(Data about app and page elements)
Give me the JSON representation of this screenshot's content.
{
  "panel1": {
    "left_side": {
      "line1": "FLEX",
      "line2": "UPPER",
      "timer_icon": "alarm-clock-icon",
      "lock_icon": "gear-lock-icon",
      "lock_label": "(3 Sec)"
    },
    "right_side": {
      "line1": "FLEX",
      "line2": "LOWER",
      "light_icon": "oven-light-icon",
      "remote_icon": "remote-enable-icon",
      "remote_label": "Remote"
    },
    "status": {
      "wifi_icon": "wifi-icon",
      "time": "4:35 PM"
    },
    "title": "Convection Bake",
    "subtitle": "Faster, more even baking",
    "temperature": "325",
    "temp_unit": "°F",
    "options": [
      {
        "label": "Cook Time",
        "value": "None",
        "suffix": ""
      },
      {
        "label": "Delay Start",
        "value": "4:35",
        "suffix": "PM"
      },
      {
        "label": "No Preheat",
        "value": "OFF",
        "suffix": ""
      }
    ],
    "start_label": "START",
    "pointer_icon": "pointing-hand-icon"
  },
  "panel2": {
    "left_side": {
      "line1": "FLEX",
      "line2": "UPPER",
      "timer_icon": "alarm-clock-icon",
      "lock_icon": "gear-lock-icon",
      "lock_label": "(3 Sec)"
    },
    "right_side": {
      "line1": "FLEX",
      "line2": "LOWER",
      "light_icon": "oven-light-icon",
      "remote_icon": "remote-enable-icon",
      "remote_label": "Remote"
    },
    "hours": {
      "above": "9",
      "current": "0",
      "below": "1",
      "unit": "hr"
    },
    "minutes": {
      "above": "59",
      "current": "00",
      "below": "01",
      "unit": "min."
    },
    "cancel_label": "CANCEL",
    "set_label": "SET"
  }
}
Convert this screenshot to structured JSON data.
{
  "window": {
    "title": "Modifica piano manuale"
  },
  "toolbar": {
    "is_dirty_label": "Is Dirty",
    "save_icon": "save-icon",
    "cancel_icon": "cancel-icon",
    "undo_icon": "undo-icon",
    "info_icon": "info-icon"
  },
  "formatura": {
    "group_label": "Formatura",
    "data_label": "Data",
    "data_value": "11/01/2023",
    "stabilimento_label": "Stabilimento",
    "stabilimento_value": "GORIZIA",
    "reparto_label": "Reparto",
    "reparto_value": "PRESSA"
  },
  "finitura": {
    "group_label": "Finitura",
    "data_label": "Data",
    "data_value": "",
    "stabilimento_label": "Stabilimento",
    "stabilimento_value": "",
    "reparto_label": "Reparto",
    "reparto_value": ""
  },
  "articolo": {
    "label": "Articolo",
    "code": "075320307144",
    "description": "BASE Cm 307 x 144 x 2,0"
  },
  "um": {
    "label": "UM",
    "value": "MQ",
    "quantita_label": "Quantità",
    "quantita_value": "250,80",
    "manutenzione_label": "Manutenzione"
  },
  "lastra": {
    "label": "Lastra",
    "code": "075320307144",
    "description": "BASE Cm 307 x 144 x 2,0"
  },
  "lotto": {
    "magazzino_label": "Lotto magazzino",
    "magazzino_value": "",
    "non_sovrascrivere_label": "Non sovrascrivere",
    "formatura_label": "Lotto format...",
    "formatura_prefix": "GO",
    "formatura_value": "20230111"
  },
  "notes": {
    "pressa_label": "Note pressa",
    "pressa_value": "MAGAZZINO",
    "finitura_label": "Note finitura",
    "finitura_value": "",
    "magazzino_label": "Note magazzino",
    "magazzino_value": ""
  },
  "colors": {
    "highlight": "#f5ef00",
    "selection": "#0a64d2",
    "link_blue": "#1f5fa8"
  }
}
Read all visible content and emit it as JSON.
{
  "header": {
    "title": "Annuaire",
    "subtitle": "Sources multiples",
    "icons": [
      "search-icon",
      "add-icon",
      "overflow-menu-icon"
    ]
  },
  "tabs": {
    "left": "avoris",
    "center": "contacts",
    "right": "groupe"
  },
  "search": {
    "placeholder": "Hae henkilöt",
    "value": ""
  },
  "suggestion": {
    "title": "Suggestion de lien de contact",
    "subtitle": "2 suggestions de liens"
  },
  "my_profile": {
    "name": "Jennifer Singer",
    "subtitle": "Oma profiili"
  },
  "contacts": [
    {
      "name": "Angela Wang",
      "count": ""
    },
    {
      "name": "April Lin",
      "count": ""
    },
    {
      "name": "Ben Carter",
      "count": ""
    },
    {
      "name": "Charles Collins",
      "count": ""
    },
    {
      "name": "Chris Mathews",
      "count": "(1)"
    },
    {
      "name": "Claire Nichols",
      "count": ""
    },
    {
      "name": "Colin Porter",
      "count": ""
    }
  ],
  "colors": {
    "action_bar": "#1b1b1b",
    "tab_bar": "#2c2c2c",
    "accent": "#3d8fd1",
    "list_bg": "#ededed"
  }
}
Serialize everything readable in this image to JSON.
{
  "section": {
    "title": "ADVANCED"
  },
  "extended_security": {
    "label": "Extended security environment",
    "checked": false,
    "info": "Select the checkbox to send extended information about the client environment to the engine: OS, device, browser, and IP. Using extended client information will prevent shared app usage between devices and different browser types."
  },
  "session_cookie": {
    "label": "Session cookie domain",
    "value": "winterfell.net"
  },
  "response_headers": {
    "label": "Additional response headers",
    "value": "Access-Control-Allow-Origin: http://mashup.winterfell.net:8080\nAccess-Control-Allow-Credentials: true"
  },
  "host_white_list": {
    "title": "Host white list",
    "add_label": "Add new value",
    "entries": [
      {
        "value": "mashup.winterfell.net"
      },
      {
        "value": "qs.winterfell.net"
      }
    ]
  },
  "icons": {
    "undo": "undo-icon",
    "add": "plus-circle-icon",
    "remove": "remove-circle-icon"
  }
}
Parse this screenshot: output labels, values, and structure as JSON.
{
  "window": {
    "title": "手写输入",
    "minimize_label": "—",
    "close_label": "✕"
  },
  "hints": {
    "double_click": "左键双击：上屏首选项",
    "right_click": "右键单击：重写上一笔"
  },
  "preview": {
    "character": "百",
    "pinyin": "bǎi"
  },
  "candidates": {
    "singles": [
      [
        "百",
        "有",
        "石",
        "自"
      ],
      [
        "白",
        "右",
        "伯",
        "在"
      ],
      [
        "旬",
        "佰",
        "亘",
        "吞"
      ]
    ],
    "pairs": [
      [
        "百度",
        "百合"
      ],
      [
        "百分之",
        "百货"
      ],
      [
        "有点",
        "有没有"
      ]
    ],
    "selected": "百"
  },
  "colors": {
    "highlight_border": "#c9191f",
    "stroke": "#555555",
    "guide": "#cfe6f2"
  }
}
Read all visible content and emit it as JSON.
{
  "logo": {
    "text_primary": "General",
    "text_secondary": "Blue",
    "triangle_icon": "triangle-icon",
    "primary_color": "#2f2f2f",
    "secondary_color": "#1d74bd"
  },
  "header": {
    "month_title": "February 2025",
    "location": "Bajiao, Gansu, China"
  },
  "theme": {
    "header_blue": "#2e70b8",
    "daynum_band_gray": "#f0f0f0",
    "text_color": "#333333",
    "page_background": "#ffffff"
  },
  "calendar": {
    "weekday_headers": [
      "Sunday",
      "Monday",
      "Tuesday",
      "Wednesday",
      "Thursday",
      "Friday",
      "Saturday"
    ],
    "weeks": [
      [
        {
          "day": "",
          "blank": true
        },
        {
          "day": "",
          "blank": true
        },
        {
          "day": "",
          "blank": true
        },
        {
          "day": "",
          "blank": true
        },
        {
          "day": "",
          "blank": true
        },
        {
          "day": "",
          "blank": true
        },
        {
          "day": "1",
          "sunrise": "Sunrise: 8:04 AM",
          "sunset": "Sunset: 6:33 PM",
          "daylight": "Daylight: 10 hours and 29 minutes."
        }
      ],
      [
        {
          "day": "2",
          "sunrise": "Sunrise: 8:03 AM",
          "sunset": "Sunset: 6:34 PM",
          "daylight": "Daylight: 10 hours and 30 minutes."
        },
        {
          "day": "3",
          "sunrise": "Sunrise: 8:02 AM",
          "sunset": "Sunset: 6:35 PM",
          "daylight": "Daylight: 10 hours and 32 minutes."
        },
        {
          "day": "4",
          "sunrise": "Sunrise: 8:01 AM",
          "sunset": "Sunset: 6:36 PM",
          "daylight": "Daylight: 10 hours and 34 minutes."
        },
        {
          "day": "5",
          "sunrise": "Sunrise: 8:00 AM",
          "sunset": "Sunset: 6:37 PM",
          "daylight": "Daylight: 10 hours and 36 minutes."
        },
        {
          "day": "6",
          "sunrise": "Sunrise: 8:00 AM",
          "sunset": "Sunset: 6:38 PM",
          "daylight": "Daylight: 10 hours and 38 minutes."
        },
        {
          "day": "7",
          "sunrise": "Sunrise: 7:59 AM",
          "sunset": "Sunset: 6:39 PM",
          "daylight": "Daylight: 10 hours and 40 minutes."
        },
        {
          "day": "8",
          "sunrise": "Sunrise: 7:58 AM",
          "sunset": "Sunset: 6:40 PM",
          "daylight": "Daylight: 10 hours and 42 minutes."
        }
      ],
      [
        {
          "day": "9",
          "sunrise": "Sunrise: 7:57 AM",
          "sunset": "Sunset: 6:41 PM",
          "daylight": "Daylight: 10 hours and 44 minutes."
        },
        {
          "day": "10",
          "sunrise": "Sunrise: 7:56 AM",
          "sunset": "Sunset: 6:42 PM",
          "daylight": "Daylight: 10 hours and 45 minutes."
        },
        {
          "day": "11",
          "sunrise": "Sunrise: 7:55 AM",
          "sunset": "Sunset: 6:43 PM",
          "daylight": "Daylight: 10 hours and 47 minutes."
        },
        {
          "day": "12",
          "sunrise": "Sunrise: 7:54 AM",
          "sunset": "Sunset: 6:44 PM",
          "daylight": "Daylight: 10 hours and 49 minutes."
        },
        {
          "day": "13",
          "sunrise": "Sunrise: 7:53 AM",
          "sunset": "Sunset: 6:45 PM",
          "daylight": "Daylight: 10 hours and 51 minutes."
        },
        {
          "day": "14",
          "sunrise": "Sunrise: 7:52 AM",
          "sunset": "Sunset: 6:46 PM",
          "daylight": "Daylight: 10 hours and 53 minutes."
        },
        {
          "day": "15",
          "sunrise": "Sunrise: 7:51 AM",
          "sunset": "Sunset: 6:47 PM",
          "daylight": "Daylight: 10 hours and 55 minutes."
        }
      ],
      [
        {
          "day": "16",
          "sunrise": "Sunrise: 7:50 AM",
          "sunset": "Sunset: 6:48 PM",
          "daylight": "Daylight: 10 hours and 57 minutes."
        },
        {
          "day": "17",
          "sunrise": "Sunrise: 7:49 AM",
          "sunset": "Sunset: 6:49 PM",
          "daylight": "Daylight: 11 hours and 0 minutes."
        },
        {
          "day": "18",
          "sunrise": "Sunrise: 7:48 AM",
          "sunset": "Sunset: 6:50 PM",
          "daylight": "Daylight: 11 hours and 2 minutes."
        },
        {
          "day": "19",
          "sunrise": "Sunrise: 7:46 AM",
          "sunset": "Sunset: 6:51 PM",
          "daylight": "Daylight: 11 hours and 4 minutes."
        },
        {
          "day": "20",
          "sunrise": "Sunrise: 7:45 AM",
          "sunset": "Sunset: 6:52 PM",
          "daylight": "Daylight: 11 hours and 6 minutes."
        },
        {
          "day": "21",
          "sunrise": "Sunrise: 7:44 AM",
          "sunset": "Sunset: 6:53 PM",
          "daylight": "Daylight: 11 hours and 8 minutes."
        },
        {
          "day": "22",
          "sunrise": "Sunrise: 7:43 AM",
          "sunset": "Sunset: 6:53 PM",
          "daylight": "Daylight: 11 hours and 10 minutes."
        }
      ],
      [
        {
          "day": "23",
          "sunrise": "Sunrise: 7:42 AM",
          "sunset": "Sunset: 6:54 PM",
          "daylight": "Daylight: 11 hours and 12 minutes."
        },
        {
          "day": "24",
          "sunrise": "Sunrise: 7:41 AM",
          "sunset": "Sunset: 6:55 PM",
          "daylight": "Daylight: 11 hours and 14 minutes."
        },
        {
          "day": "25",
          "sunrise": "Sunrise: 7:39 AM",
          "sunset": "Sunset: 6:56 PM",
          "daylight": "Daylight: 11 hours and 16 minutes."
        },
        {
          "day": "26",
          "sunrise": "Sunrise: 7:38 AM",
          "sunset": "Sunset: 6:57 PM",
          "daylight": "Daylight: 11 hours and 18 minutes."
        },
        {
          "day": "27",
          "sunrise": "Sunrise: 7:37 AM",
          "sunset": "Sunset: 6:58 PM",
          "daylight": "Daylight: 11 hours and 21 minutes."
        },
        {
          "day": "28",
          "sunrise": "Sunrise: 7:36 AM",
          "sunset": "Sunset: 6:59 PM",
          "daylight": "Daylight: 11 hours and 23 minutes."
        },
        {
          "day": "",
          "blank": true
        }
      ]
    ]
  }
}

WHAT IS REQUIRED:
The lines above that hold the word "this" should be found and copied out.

OUTPUT OF THE TASK:
Give me the JSON representation of this screenshot's content.
Convert this screenshot to structured JSON data.
Serialize everything readable in this image to JSON.
Parse this screenshot: output labels, values, and structure as JSON.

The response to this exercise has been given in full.